Debian uses a very nice tool called quilt for its package management.
On Debian/Ubuntu install it with
sudo apt install quilt
Take a look at this very nice tutorial from Shakthi Kannan: Quilt Tutorial, even it is a bit older.
To give an overview, take a look at the man page
Quilt is a tool to manage large sets of patches by keeping track of the changes each patch makes. Patches can be applied, un-ap-
plied, refreshed, etc. The key philosophical concept is that your primary output is patches.
With quilt, all work occurs within a single directory tree. Commands can be invoked from anywhere within the source tree.
Quilt manages a stack of patches. Patches are applied incrementally on top of the base tree plus all preceding patches. They can
be pushed on top of the stack (quilt push), and popped off the stack (quilt pop).

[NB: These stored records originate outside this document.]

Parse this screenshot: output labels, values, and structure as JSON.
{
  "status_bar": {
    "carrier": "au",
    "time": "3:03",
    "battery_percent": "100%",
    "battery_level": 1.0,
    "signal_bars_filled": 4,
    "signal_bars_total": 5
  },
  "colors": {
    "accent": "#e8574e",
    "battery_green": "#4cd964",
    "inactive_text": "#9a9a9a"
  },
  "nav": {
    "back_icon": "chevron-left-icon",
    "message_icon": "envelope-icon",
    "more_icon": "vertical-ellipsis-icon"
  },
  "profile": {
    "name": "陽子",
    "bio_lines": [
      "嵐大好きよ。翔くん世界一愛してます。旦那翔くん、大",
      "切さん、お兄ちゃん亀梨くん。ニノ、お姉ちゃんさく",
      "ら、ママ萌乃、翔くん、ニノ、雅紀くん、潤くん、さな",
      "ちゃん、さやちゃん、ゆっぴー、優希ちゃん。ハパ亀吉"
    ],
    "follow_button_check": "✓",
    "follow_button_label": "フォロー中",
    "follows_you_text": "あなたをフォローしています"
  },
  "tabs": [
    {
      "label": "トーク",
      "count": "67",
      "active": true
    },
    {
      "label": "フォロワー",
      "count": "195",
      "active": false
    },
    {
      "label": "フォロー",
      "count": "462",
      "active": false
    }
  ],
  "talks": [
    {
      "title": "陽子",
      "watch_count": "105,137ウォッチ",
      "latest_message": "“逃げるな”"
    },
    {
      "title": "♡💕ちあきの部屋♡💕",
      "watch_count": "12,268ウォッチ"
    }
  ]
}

Commands are available for querying the contents of the series file (quilt series, see below), the contents of the stack (quilt applied, quilt previous, quilt top), and the patches that are not applied at a particular moment (quilt next, quilt unapplied). By default, most commands apply to the top-
most patch on the stack.

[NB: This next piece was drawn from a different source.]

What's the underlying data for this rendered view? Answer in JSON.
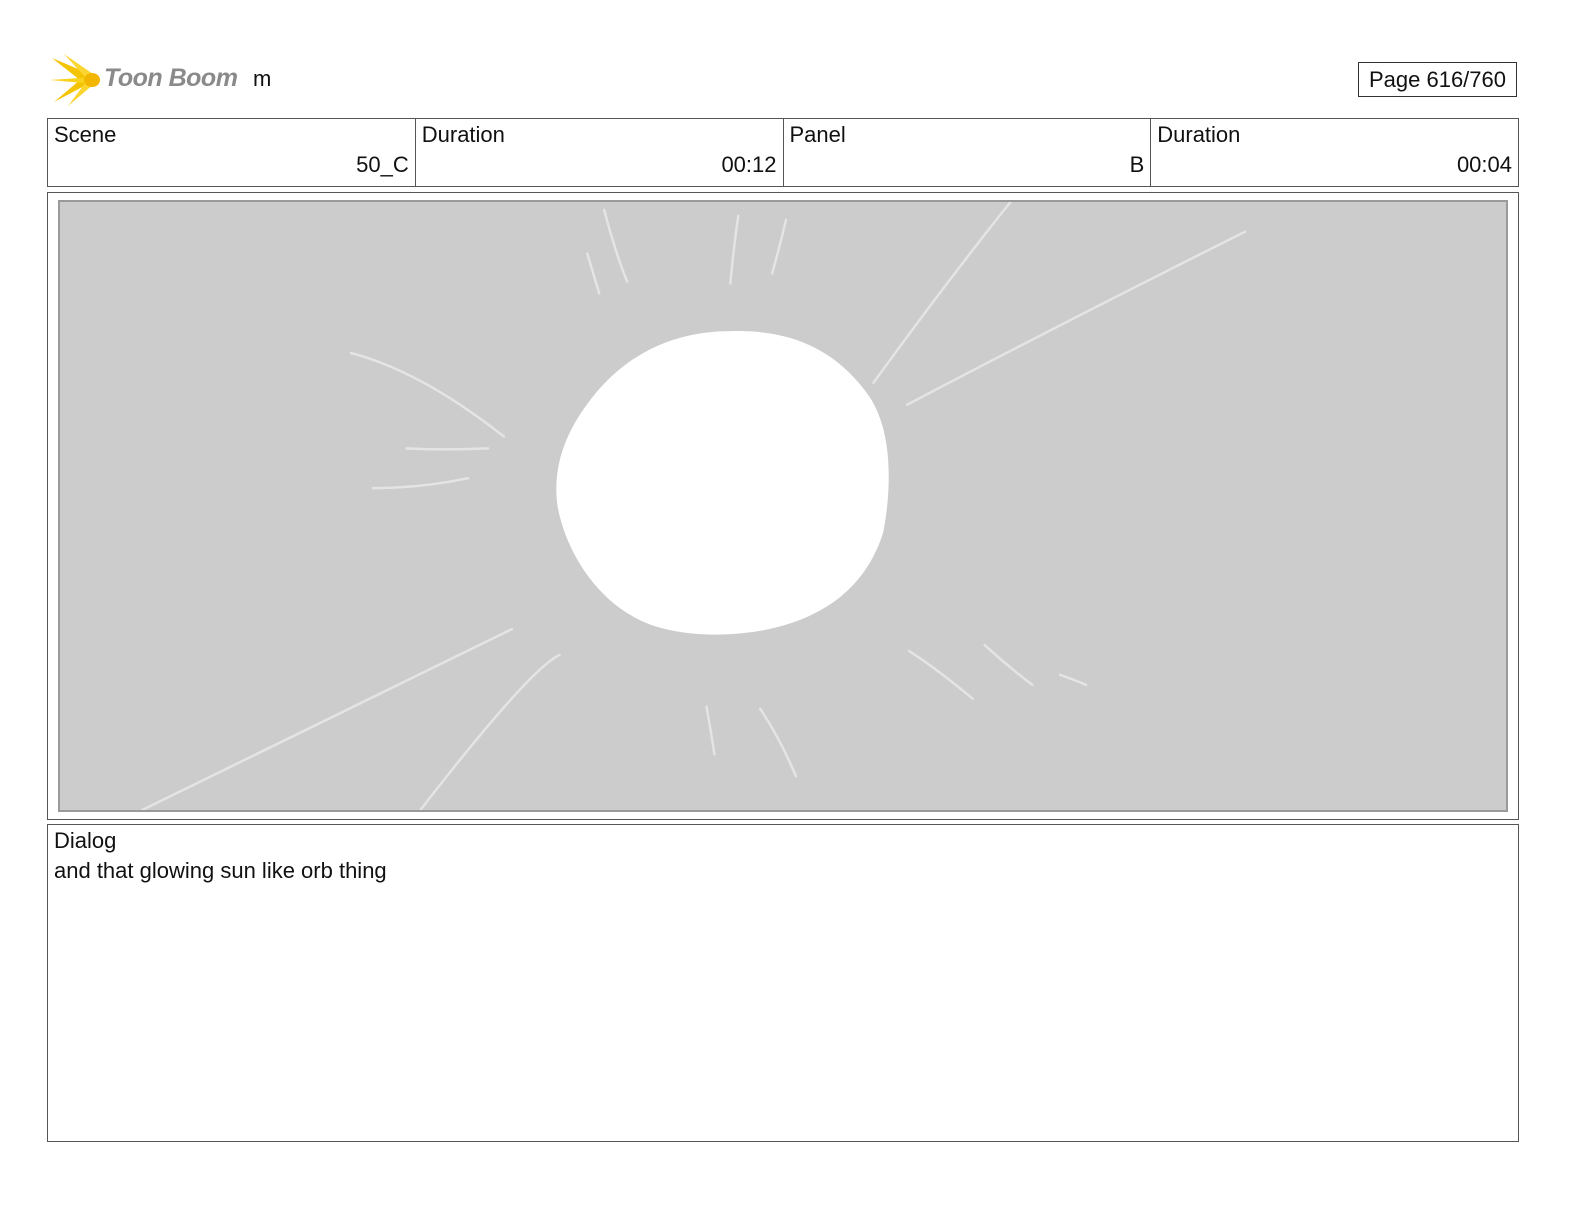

A file called
series contains a list of patch file names that defines the order in which patches are applied. Unless there are means by which series files can be generated automatically, it is usually provided along with a set of patches. In this file, each patch file name is on a separate line. Patch files are identified by path names that are relative to the patches directory;
patches may be in sub-directories below this directory. Lines in the series file that start with a hash character (#) are ignored.
When quilt adds, removes, or renames patches, it automatically updates the series file. Users of quilt can modify series files while some patches are applied, as long as the applied patches remain in their original order.
Different series files can be used to assemble patches in different ways, corresponding for example to different development branches.
Before a patch is applied (or ``pushed on the stack''), copies of all files the patch modifies are saved to the .pc/patch directory. The patch is added to the list of currently applied patches (.pc/applied-patches). Later when a patch is regenerated (quilt refresh), the backup copies in .pc/patch are compared with the current versions of the files in the source tree using GNU diff.
To sum it up you can add patches to a file called series and manage it by several ways. You can add, remove patches, and get a list of applied patches, ...